Exercise prompt -> What follows is a set of entries; retype all of them exactly.

[Data for this task Boundary: Start]

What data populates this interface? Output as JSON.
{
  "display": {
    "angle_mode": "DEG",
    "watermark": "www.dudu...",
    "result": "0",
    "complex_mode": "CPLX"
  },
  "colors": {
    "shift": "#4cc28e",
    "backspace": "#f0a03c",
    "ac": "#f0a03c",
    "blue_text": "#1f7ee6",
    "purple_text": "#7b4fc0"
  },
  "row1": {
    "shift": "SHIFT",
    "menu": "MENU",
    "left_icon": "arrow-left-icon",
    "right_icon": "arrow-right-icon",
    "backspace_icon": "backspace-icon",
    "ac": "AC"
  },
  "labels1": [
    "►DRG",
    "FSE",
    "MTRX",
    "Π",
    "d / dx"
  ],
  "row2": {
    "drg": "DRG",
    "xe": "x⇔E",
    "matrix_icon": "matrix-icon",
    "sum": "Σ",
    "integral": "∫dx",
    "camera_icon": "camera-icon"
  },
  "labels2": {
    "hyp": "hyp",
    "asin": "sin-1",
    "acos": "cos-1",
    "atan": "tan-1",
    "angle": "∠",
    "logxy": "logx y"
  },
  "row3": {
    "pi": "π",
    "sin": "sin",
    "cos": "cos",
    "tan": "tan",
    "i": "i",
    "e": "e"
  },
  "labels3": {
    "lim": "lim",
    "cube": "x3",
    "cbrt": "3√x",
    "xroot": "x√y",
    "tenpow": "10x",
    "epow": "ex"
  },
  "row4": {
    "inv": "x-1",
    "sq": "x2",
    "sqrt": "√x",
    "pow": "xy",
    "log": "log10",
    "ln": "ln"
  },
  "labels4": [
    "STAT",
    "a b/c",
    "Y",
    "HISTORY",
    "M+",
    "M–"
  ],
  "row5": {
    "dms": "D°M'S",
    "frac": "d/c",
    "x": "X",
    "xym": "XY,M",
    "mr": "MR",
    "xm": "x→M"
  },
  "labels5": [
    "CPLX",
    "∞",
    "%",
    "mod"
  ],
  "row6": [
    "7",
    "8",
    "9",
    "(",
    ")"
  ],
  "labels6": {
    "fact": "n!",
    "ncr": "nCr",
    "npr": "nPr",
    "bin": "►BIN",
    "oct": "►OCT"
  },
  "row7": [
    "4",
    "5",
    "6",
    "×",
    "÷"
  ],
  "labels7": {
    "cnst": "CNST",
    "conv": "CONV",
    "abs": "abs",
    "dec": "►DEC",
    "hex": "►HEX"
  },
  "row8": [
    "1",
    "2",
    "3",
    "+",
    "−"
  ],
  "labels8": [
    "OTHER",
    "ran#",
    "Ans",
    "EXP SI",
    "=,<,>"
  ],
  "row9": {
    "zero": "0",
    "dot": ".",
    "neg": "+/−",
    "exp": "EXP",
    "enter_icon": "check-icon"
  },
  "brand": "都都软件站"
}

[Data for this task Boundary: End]

Exercise result ->
What data populates this interface? Output as JSON.
{
  "display": {
    "angle_mode": "DEG",
    "watermark": "www.dudu...",
    "result": "0",
    "complex_mode": "CPLX"
  },
  "colors": {
    "shift": "#4cc28e",
    "backspace": "#f0a03c",
    "ac": "#f0a03c",
    "blue_text": "#1f7ee6",
    "purple_text": "#7b4fc0"
  },
  "row1": {
    "shift": "SHIFT",
    "menu": "MENU",
    "left_icon": "arrow-left-icon",
    "right_icon": "arrow-right-icon",
    "backspace_icon": "backspace-icon",
    "ac": "AC"
  },
  "labels1": [
    "►DRG",
    "FSE",
    "MTRX",
    "Π",
    "d / dx"
  ],
  "row2": {
    "drg": "DRG",
    "xe": "x⇔E",
    "matrix_icon": "matrix-icon",
    "sum": "Σ",
    "integral": "∫dx",
    "camera_icon": "camera-icon"
  },
  "labels2": {
    "hyp": "hyp",
    "asin": "sin-1",
    "acos": "cos-1",
    "atan": "tan-1",
    "angle": "∠",
    "logxy": "logx y"
  },
  "row3": {
    "pi": "π",
    "sin": "sin",
    "cos": "cos",
    "tan": "tan",
    "i": "i",
    "e": "e"
  },
  "labels3": {
    "lim": "lim",
    "cube": "x3",
    "cbrt": "3√x",
    "xroot": "x√y",
    "tenpow": "10x",
    "epow": "ex"
  },
  "row4": {
    "inv": "x-1",
    "sq": "x2",
    "sqrt": "√x",
    "pow": "xy",
    "log": "log10",
    "ln": "ln"
  },
  "labels4": [
    "STAT",
    "a b/c",
    "Y",
    "HISTORY",
    "M+",
    "M–"
  ],
  "row5": {
    "dms": "D°M'S",
    "frac": "d/c",
    "x": "X",
    "xym": "XY,M",
    "mr": "MR",
    "xm": "x→M"
  },
  "labels5": [
    "CPLX",
    "∞",
    "%",
    "mod"
  ],
  "row6": [
    "7",
    "8",
    "9",
    "(",
    ")"
  ],
  "labels6": {
    "fact": "n!",
    "ncr": "nCr",
    "npr": "nPr",
    "bin": "►BIN",
    "oct": "►OCT"
  },
  "row7": [
    "4",
    "5",
    "6",
    "×",
    "÷"
  ],
  "labels7": {
    "cnst": "CNST",
    "conv": "CONV",
    "abs": "abs",
    "dec": "►DEC",
    "hex": "►HEX"
  },
  "row8": [
    "1",
    "2",
    "3",
    "+",
    "−"
  ],
  "labels8": [
    "OTHER",
    "ran#",
    "Ans",
    "EXP SI",
    "=,<,>"
  ],
  "row9": {
    "zero": "0",
    "dot": ".",
    "neg": "+/−",
    "exp": "EXP",
    "enter_icon": "check-icon"
  },
  "brand": "都都软件站"
}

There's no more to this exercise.